■ **Problem description**
Reproduce the records below word for word.

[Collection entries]
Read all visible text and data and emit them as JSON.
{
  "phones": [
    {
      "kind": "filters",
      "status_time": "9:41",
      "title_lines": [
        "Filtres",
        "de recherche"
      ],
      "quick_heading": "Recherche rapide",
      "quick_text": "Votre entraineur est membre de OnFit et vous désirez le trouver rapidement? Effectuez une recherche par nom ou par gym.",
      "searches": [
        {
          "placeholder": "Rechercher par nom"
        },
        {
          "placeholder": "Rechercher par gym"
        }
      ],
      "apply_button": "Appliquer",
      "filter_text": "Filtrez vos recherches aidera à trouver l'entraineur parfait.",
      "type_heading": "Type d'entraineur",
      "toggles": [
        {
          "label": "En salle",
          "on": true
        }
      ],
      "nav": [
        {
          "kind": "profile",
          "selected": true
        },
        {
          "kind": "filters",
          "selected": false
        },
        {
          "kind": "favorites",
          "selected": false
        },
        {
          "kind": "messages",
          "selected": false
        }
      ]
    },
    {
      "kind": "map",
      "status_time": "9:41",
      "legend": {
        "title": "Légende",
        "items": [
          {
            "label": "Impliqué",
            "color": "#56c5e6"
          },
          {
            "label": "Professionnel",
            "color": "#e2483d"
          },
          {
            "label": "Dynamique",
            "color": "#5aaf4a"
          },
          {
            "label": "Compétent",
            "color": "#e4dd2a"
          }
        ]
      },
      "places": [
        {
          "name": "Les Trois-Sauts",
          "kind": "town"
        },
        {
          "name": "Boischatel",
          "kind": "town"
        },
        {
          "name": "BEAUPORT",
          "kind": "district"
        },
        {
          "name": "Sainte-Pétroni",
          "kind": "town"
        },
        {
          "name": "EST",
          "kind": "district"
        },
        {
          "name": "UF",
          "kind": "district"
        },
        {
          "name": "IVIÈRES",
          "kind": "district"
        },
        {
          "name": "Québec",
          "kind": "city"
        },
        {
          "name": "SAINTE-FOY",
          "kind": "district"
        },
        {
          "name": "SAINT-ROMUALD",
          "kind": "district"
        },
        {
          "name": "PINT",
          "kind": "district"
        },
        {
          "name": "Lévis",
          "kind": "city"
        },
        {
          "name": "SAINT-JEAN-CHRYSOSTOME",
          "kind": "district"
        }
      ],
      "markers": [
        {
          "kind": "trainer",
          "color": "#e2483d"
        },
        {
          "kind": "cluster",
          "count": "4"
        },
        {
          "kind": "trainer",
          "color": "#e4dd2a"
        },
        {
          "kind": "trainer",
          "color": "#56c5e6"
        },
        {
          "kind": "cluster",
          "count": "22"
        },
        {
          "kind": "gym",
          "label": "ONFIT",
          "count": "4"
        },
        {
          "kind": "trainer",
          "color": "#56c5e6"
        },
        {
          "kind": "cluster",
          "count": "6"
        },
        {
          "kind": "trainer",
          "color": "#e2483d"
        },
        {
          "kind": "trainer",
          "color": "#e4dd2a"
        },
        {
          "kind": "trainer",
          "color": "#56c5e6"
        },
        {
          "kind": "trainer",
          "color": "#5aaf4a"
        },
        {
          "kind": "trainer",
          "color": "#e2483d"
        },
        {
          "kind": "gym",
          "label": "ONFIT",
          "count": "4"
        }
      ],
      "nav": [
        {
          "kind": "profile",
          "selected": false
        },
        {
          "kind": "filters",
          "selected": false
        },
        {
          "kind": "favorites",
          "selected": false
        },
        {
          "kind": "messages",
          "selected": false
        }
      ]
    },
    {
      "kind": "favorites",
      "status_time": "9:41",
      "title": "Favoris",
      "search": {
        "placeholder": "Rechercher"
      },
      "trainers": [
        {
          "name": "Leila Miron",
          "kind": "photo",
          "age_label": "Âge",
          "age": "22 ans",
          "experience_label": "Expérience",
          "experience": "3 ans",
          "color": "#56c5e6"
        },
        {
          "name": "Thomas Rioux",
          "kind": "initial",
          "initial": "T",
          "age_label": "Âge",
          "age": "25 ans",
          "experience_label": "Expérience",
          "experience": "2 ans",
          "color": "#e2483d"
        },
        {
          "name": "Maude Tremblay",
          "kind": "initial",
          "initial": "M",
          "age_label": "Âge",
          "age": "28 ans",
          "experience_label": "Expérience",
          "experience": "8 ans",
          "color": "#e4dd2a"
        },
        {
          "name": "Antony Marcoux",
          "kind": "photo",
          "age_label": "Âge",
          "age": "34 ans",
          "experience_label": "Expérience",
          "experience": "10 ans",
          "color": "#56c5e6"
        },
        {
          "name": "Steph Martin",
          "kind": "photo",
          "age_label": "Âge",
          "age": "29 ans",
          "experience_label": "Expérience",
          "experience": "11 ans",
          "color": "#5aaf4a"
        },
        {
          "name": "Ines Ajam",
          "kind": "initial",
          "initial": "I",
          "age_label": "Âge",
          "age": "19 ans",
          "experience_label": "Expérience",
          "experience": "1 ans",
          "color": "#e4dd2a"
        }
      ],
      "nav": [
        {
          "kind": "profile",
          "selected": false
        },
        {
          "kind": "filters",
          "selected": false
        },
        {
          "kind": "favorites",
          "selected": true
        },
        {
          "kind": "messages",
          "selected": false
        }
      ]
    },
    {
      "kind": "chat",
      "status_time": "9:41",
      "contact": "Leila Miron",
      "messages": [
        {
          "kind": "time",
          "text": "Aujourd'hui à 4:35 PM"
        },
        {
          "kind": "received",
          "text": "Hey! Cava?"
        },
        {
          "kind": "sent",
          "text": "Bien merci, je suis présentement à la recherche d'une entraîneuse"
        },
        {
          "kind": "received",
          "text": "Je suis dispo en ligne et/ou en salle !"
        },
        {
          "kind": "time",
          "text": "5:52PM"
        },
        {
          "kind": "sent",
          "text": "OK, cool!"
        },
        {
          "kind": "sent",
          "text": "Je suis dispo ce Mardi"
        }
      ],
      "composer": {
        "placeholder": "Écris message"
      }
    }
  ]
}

■ **Finished task**
Read all visible text and data and emit them as JSON.
{
  "phones": [
    {
      "kind": "filters",
      "status_time": "9:41",
      "title_lines": [
        "Filtres",
        "de recherche"
      ],
      "quick_heading": "Recherche rapide",
      "quick_text": "Votre entraineur est membre de OnFit et vous désirez le trouver rapidement? Effectuez une recherche par nom ou par gym.",
      "searches": [
        {
          "placeholder": "Rechercher par nom"
        },
        {
          "placeholder": "Rechercher par gym"
        }
      ],
      "apply_button": "Appliquer",
      "filter_text": "Filtrez vos recherches aidera à trouver l'entraineur parfait.",
      "type_heading": "Type d'entraineur",
      "toggles": [
        {
          "label": "En salle",
          "on": true
        }
      ],
      "nav": [
        {
          "kind": "profile",
          "selected": true
        },
        {
          "kind": "filters",
          "selected": false
        },
        {
          "kind": "favorites",
          "selected": false
        },
        {
          "kind": "messages",
          "selected": false
        }
      ]
    },
    {
      "kind": "map",
      "status_time": "9:41",
      "legend": {
        "title": "Légende",
        "items": [
          {
            "label": "Impliqué",
            "color": "#56c5e6"
          },
          {
            "label": "Professionnel",
            "color": "#e2483d"
          },
          {
            "label": "Dynamique",
            "color": "#5aaf4a"
          },
          {
            "label": "Compétent",
            "color": "#e4dd2a"
          }
        ]
      },
      "places": [
        {
          "name": "Les Trois-Sauts",
          "kind": "town"
        },
        {
          "name": "Boischatel",
          "kind": "town"
        },
        {
          "name": "BEAUPORT",
          "kind": "district"
        },
        {
          "name": "Sainte-Pétroni",
          "kind": "town"
        },
        {
          "name": "EST",
          "kind": "district"
        },
        {
          "name": "UF",
          "kind": "district"
        },
        {
          "name": "IVIÈRES",
          "kind": "district"
        },
        {
          "name": "Québec",
          "kind": "city"
        },
        {
          "name": "SAINTE-FOY",
          "kind": "district"
        },
        {
          "name": "SAINT-ROMUALD",
          "kind": "district"
        },
        {
          "name": "PINT",
          "kind": "district"
        },
        {
          "name": "Lévis",
          "kind": "city"
        },
        {
          "name": "SAINT-JEAN-CHRYSOSTOME",
          "kind": "district"
        }
      ],
      "markers": [
        {
          "kind": "trainer",
          "color": "#e2483d"
        },
        {
          "kind": "cluster",
          "count": "4"
        },
        {
          "kind": "trainer",
          "color": "#e4dd2a"
        },
        {
          "kind": "trainer",
          "color": "#56c5e6"
        },
        {
          "kind": "cluster",
          "count": "22"
        },
        {
          "kind": "gym",
          "label": "ONFIT",
          "count": "4"
        },
        {
          "kind": "trainer",
          "color": "#56c5e6"
        },
        {
          "kind": "cluster",
          "count": "6"
        },
        {
          "kind": "trainer",
          "color": "#e2483d"
        },
        {
          "kind": "trainer",
          "color": "#e4dd2a"
        },
        {
          "kind": "trainer",
          "color": "#56c5e6"
        },
        {
          "kind": "trainer",
          "color": "#5aaf4a"
        },
        {
          "kind": "trainer",
          "color": "#e2483d"
        },
        {
          "kind": "gym",
          "label": "ONFIT",
          "count": "4"
        }
      ],
      "nav": [
        {
          "kind": "profile",
          "selected": false
        },
        {
          "kind": "filters",
          "selected": false
        },
        {
          "kind": "favorites",
          "selected": false
        },
        {
          "kind": "messages",
          "selected": false
        }
      ]
    },
    {
      "kind": "favorites",
      "status_time": "9:41",
      "title": "Favoris",
      "search": {
        "placeholder": "Rechercher"
      },
      "trainers": [
        {
          "name": "Leila Miron",
          "kind": "photo",
          "age_label": "Âge",
          "age": "22 ans",
          "experience_label": "Expérience",
          "experience": "3 ans",
          "color": "#56c5e6"
        },
        {
          "name": "Thomas Rioux",
          "kind": "initial",
          "initial": "T",
          "age_label": "Âge",
          "age": "25 ans",
          "experience_label": "Expérience",
          "experience": "2 ans",
          "color": "#e2483d"
        },
        {
          "name": "Maude Tremblay",
          "kind": "initial",
          "initial": "M",
          "age_label": "Âge",
          "age": "28 ans",
          "experience_label": "Expérience",
          "experience": "8 ans",
          "color": "#e4dd2a"
        },
        {
          "name": "Antony Marcoux",
          "kind": "photo",
          "age_label": "Âge",
          "age": "34 ans",
          "experience_label": "Expérience",
          "experience": "10 ans",
          "color": "#56c5e6"
        },
        {
          "name": "Steph Martin",
          "kind": "photo",
          "age_label": "Âge",
          "age": "29 ans",
          "experience_label": "Expérience",
          "experience": "11 ans",
          "color": "#5aaf4a"
        },
        {
          "name": "Ines Ajam",
          "kind": "initial",
          "initial": "I",
          "age_label": "Âge",
          "age": "19 ans",
          "experience_label": "Expérience",
          "experience": "1 ans",
          "color": "#e4dd2a"
        }
      ],
      "nav": [
        {
          "kind": "profile",
          "selected": false
        },
        {
          "kind": "filters",
          "selected": false
        },
        {
          "kind": "favorites",
          "selected": true
        },
        {
          "kind": "messages",
          "selected": false
        }
      ]
    },
    {
      "kind": "chat",
      "status_time": "9:41",
      "contact": "Leila Miron",
      "messages": [
        {
          "kind": "time",
          "text": "Aujourd'hui à 4:35 PM"
        },
        {
          "kind": "received",
          "text": "Hey! Cava?"
        },
        {
          "kind": "sent",
          "text": "Bien merci, je suis présentement à la recherche d'une entraîneuse"
        },
        {
          "kind": "received",
          "text": "Je suis dispo en ligne et/ou en salle !"
        },
        {
          "kind": "time",
          "text": "5:52PM"
        },
        {
          "kind": "sent",
          "text": "OK, cool!"
        },
        {
          "kind": "sent",
          "text": "Je suis dispo ce Mardi"
        }
      ],
      "composer": {
        "placeholder": "Écris message"
      }
    }
  ]
}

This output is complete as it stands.